# [Task details]
Wherever the word "Bridge" occurs in the lines below, copy the whole line.

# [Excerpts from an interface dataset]
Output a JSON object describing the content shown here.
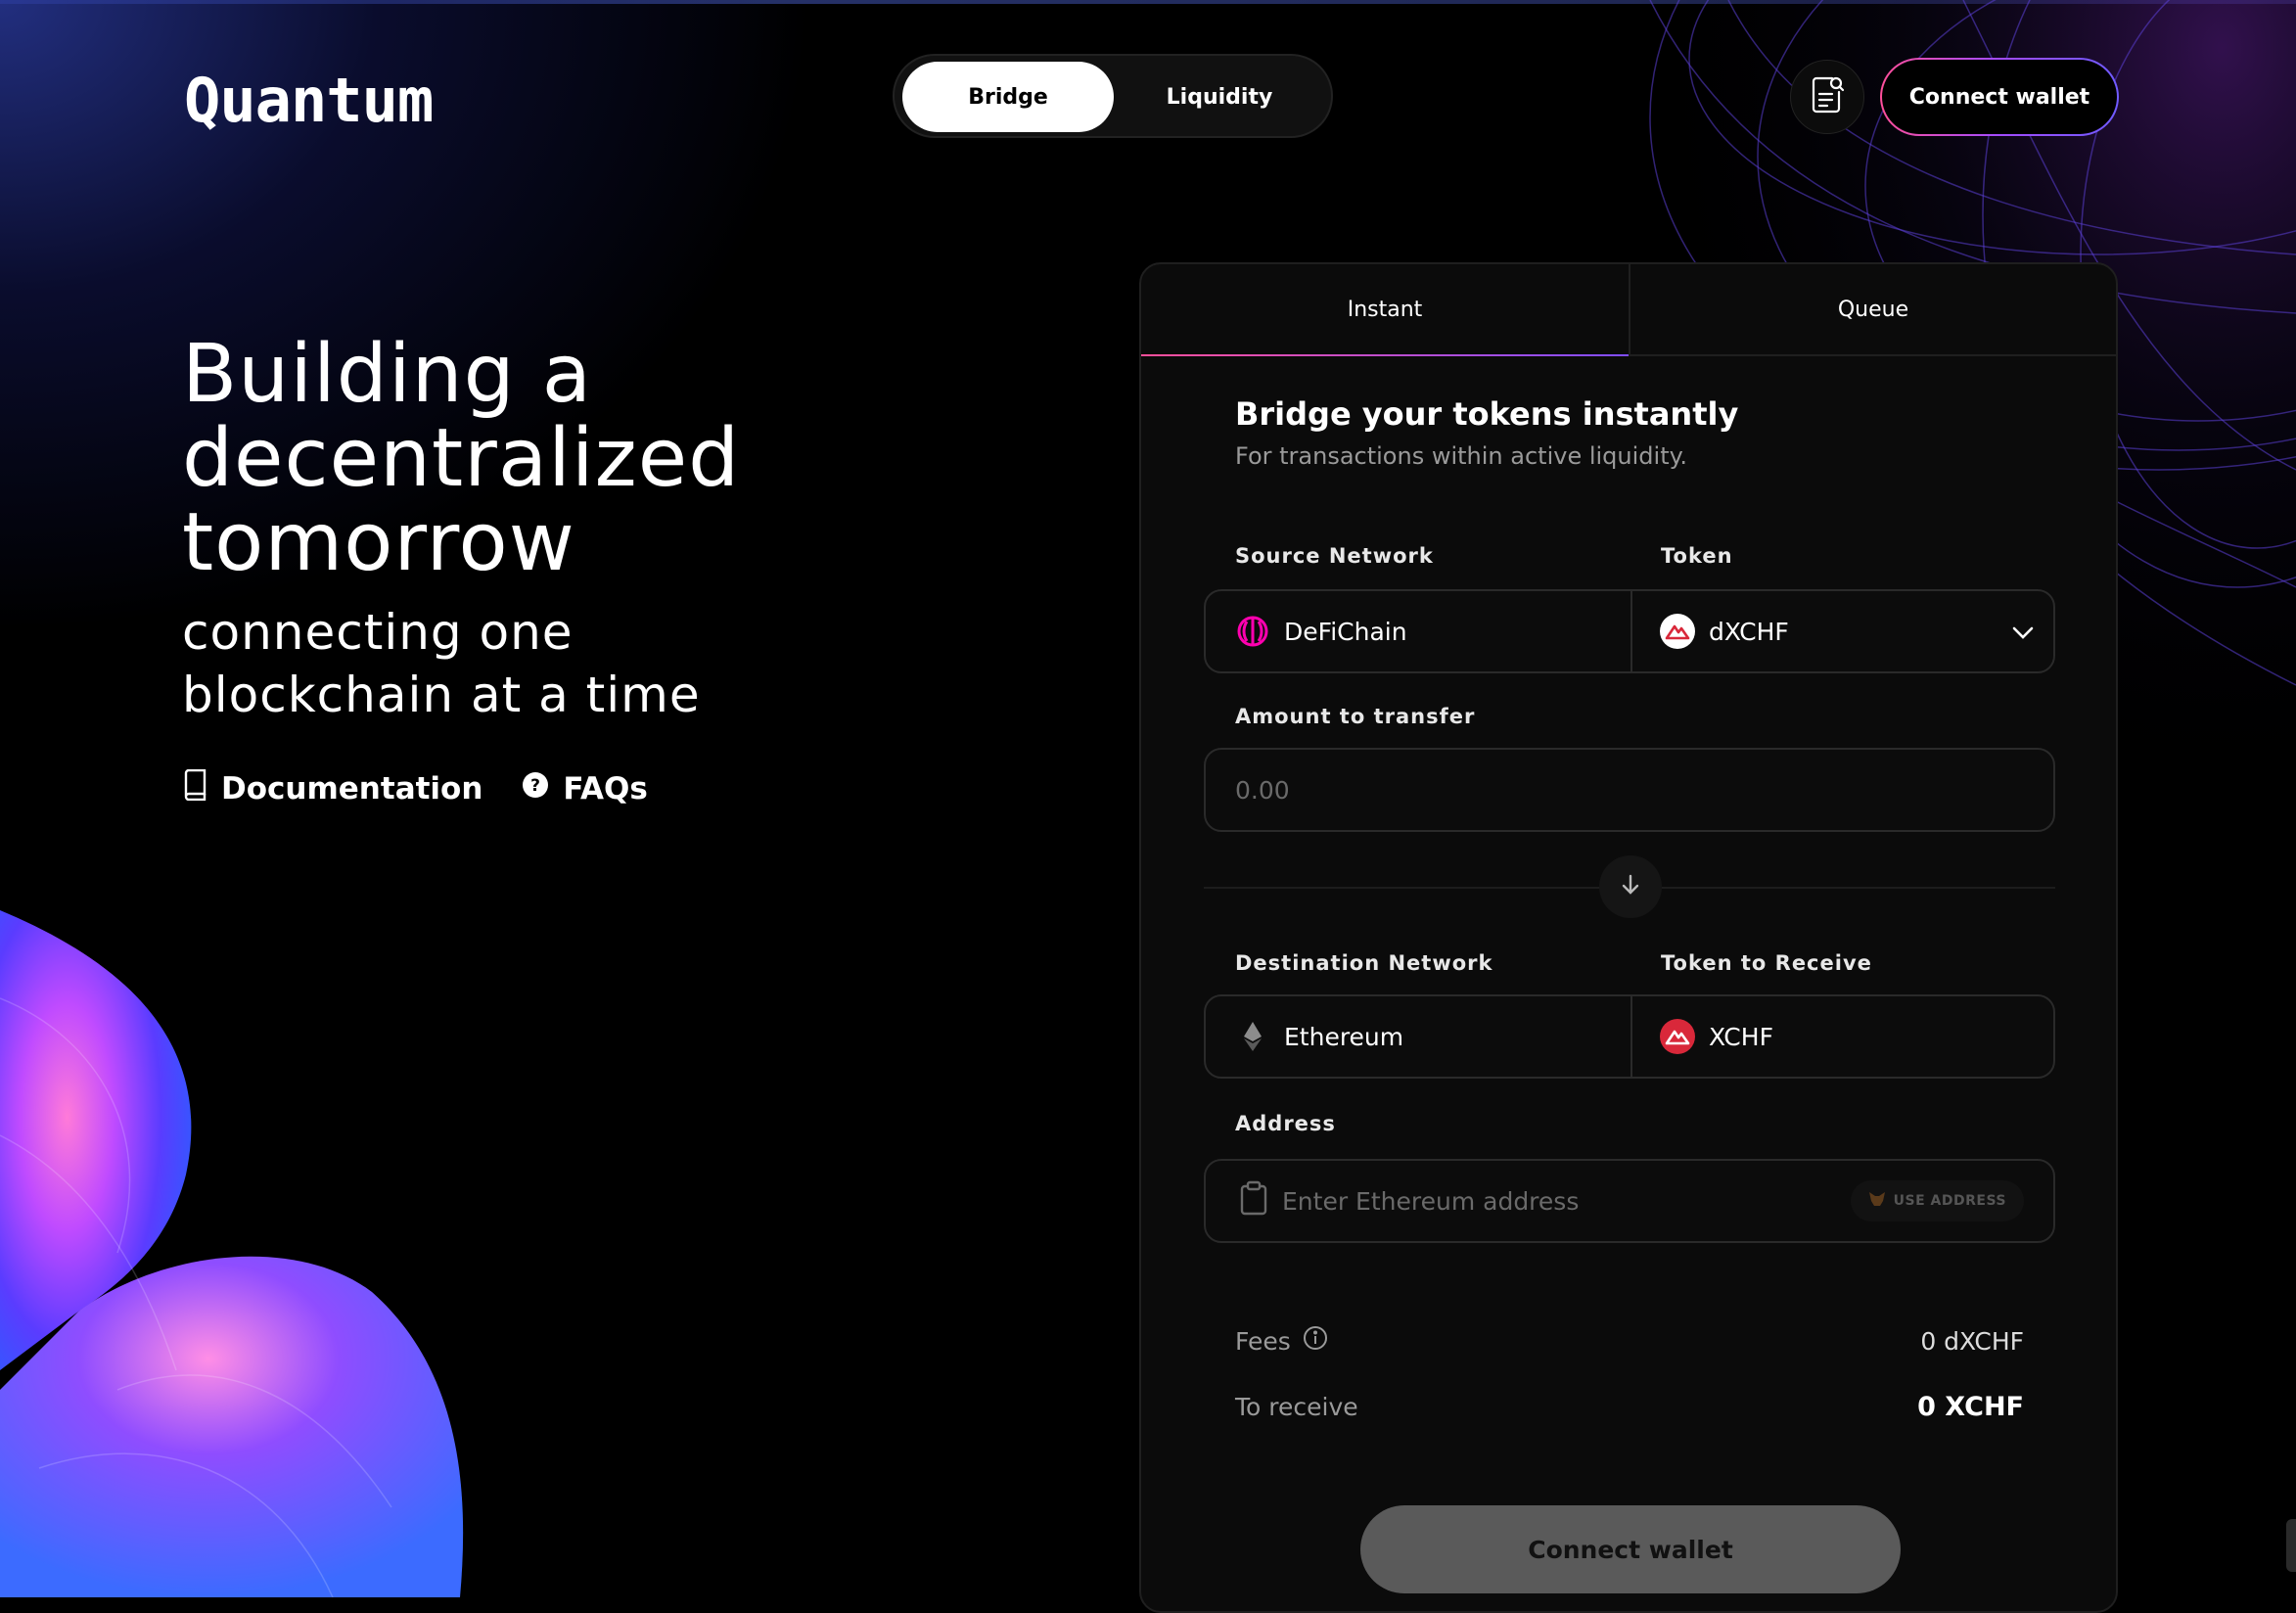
{
  "header": {
    "logo": "Quantum",
    "nav": [
      {
        "label": "Bridge",
        "active": true
      },
      {
        "label": "Liquidity",
        "active": false
      }
    ],
    "connect_wallet": "Connect wallet",
    "doc_icon": "document-search-icon"
  },
  "hero": {
    "title_lines": [
      "Building a",
      "decentralized",
      "tomorrow"
    ],
    "subtitle_lines": [
      "connecting one",
      "blockchain at a time"
    ],
    "links": [
      {
        "label": "Documentation",
        "icon": "book-icon"
      },
      {
        "label": "FAQs",
        "icon": "question-circle-icon"
      }
    ]
  },
  "panel": {
    "tabs": [
      {
        "label": "Instant",
        "active": true
      },
      {
        "label": "Queue",
        "active": false
      }
    ],
    "title": "Bridge your tokens instantly",
    "subtitle": "For transactions within active liquidity.",
    "source_network_label": "Source Network",
    "token_label": "Token",
    "source_network": "DeFiChain",
    "token": "dXCHF",
    "amount_label": "Amount to transfer",
    "amount_placeholder": "0.00",
    "destination_network_label": "Destination Network",
    "token_receive_label": "Token to Receive",
    "destination_network": "Ethereum",
    "token_receive": "XCHF",
    "address_label": "Address",
    "address_placeholder": "Enter Ethereum address",
    "use_address": "USE ADDRESS",
    "fees_label": "Fees",
    "fees_value": "0 dXCHF",
    "receive_label": "To receive",
    "receive_value": "0 XCHF",
    "connect_wallet": "Connect wallet"
  },
  "colors": {
    "accent_pink": "#ff4f9a",
    "accent_purple": "#7f4dff",
    "defichain": "#ff00af",
    "xchf_red": "#d9283a"
  }
}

# [Response for this exercise]
        "label": "Bridge",
    "title": "Bridge your tokens instantly",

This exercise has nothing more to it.